The final of my Thai themed recipes that I wrote about for Farmison in April is an Isarn (Northeastern Thailand) pork speciality. We had this dish twice while travelling and I’d never tasted quite like it – a compellingly juicy, smoky grilled pork neck fillet, much like char siu, but served with a spicy and tangy dipping sauce called jaew. I couldn’t find any neck fillet so replaced it with slow roasted ribs for this version.
It’s Chinese New Year tomorrow, and I’m looking forward to spending time with my family, feasting on traditional foods that symbolise good luck, health and prosperity for the coming year. I thought I’d cook something Chinese this weekend, so I opted for the ‘Chairman Mao’ or ‘red braised’ pork belly recipe well known in the Hunan province. The pork belly is meant to turn out a deep red in colour – the reason for my choosing this recipe, as red is considered lucky in Chinese culture. I used the wonderful rare breed pork belly from my Farmison meat box. Continue reading →

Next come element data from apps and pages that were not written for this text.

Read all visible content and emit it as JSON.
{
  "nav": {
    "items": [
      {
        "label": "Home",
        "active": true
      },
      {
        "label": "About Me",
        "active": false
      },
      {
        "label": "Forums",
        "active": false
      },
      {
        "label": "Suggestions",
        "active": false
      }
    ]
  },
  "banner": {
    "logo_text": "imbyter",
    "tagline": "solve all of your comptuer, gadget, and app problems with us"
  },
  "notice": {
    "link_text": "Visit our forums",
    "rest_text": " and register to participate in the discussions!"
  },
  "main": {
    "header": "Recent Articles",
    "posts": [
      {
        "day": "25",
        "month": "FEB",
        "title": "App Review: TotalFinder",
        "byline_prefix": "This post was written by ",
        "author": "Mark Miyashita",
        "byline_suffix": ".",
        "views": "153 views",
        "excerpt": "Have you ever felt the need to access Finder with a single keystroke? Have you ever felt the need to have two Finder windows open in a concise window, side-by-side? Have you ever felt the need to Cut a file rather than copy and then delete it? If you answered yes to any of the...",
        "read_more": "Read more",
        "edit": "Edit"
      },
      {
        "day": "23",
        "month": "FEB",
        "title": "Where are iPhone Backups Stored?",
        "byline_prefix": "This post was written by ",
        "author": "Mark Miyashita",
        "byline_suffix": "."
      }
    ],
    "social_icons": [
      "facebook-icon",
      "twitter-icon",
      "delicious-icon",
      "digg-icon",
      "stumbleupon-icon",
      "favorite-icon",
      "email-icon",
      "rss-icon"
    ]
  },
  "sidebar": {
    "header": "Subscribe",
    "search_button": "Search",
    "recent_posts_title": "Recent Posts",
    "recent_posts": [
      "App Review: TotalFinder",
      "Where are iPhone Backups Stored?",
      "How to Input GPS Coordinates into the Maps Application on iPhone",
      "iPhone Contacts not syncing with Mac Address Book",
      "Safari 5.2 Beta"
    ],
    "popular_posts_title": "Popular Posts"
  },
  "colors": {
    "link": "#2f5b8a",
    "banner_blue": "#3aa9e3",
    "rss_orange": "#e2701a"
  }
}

This next recipe is for a modified pork tonkatsu – the Japanese deep fried pork cutlet served with a curry (or kare) sauce. The Japanese have marvellous ways of appropriating cuisines – I remember reading about how the best full English breakfasts in the world can be found in Japanese five star hotels, where they prepare and execute the dish with such precision that it has become a Japanese specialty in itself. Therefore I was not surprised upon researching katsu curry to find that curry was introduced to Japan via the British during the latter 19th century, during which time of course the Brits were in occupation in India. The Japanese adopted curry, twice removed from its source, and for a long time it was considered a ‘Western’ cuisine. For this reason, katsu curry tastes very different to the curry you might taste in India. Continue reading →